-The classical theory of employment is grounded in Say’s Law, the classical interest rate mechanism, and downwardly flexible prices and wages.
-The aggregate supply curve is vertical at the full-employment level of output; the aggregate demand curve is stable if the money supply is constant.
-Government macroeconomic policies are unnecessary and counter-productive; automatic, built-in mechanisms provide for full-employment output.
-Keynesian analysis unlinks saving and investment plans and discredits downward price-wageflexibility, implying that changes in aggregate spending, output, and employment, are likely.
-The aggregate supply curve is horizontal; the aggregate demand curve is unstable largely because of the volatility of investment.
-Active macroeconomic policies by government are necessary to mitigate recessions or deppressions.
-Say’s Law is the disarming notion that the very act of producing goods generates an amount of income exactly equal to the value of the goods produced.
-Supply creates its own demand.
-Saving would constitute a leakage in the income-expenditure flows and would undermine the ffective operation of Say’s Law.
-Saving is a withdrawal of funds from the income stream which will cause consumption expenditures to fall short of total output.
-Investment spending by businesses is a supplement to the income-expenditure stream which may fill any consumption gaparising from saving.
-Keynesian economics hold that there ar etwo other sources of funds which can be made available in the money market: 1)the accumulated money balances, 2)lending institutions.
-The Keynesian position is that saving and investment plans can be at odds and thereby can result in fluctuations in total output, total income, employment, and the pricelevel.

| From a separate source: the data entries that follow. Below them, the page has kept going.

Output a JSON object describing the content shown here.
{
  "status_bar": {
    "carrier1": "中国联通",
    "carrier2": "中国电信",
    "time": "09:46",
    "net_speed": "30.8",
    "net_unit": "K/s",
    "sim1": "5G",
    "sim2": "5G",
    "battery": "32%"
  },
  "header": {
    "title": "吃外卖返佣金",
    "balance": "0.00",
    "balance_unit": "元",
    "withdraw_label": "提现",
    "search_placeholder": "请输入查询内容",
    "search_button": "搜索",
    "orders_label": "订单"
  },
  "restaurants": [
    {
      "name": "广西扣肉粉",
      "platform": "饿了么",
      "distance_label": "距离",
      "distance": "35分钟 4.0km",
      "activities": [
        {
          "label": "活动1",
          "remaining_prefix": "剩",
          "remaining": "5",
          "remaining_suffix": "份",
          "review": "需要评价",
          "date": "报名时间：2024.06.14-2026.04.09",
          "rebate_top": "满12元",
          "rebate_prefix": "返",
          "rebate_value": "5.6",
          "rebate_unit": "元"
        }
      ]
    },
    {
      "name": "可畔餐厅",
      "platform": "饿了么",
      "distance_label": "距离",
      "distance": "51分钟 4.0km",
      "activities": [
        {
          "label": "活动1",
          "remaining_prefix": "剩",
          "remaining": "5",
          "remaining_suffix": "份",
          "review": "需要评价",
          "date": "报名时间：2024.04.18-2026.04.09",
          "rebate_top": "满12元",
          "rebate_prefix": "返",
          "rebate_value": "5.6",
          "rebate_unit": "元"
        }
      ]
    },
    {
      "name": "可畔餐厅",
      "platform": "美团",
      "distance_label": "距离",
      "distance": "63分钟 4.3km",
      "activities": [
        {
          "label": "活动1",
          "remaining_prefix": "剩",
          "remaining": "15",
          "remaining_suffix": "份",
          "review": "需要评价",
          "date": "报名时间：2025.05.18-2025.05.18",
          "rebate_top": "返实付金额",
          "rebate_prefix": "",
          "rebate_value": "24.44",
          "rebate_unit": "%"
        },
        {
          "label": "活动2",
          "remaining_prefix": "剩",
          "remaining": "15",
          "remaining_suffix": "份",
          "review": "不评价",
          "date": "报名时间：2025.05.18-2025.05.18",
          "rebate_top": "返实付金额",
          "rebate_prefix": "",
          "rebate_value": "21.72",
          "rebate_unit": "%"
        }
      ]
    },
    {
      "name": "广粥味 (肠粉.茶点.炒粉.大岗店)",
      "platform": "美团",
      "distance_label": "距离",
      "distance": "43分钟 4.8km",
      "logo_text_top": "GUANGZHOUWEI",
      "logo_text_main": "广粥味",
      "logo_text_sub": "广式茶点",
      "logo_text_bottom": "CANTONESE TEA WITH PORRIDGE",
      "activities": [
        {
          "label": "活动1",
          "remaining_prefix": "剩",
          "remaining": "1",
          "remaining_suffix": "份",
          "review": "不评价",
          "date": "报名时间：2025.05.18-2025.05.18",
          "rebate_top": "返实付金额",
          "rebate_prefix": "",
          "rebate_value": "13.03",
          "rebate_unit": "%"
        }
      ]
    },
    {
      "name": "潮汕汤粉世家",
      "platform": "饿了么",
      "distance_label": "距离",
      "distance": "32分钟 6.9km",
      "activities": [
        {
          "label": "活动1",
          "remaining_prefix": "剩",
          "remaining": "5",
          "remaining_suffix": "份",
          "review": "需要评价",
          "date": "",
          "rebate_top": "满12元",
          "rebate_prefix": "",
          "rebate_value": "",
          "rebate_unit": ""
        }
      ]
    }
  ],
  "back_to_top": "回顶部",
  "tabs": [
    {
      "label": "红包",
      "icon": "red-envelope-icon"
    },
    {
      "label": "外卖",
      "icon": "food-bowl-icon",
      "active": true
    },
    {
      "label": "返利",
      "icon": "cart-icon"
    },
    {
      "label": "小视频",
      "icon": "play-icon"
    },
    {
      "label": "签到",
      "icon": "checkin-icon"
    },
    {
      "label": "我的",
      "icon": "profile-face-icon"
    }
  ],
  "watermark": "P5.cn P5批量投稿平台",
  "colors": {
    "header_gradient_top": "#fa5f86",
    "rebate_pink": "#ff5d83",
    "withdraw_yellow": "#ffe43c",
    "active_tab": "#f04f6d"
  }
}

-The amount of goods and service produced and therefore the level of employment depend directly on the level of